What are CDs?
Certificates of Deposit (CDs) are savings certificates that entitle the owner to receive interest on their deposit. Investing in a CD lets you lock in a set interest rate for a specific time period. The CDs available to you through TD Ameritrade are called brokered CDs.
Bank vs. brokered CDs
Brokered CDs are issued by a variety of financial institutions, enabling you to choose the interest rate, maturity range, and issuer that best suits your investment goals. They are similar to CDs purchased directly from a bank except they can be traded on the open market. Brokered CDs sold prior to maturity in a second market may result in loss of principal due to fluctuation of interest rates, lack of liquidity or transaction costs.
Why buy CDs through TD Ameritrade?
More Choices - Buying a CD through TD Ameritrade gives you access to a wide variety of issuers, so you can survey the marketplace for the CD that fits your investing goals.
FDIC Protection - CDs offered through TD Ameritrade are FDIC-insured up to $250,000 per depositor per insured bank, including any interest accrued. Your CD investments are insured up to the FDIC limit for each depositor at each issuing institution.
Knowledgeable Support - No matter what level of support you need, our Fixed Income Specialists are available to help.
Features and benefits
Reliable Income: CDs are designed to provide a steady and predictable income over the time period you choose.
Affordable Minimum Purchase: CDs are available for an initial investment as low as $2,000.
Estate Planning: Most CDs offer estate protection which allows the investment to be redeemed at face value upon the death of the holder.
Selling Before Maturity: If you need to sell a CD before its maturity date, the sale proceeds may be more or less than your initial investment.1

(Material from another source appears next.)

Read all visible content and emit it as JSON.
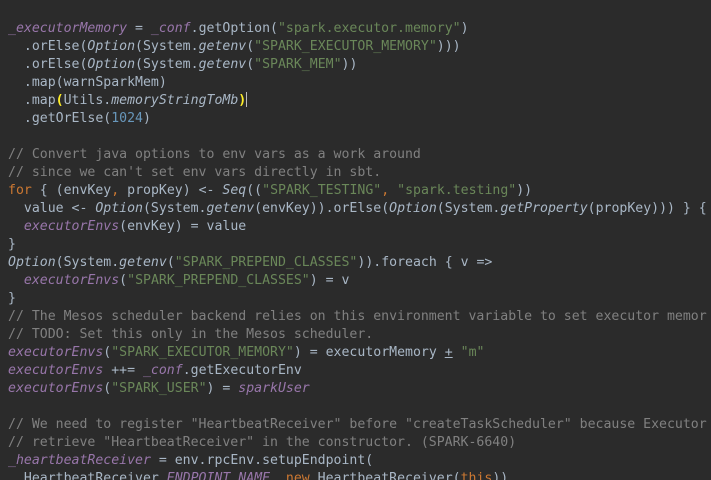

Call Features: Some CDs may include a provision that allows the issuing bank to "call" or redeem the CD prior to maturity at a given price.
FDIC Coverage Limits: CDs are insured up to the FDIC limit per depositor per institution. If the total amount you have in deposit obligations at a specific institution exceeds the insurance limit, your deposits may not be fully protected.
Credit Risk: Since CDs are a debt instrument, there is a risk that the issuing institution will default. FDIC insurance helps mitigate that risk.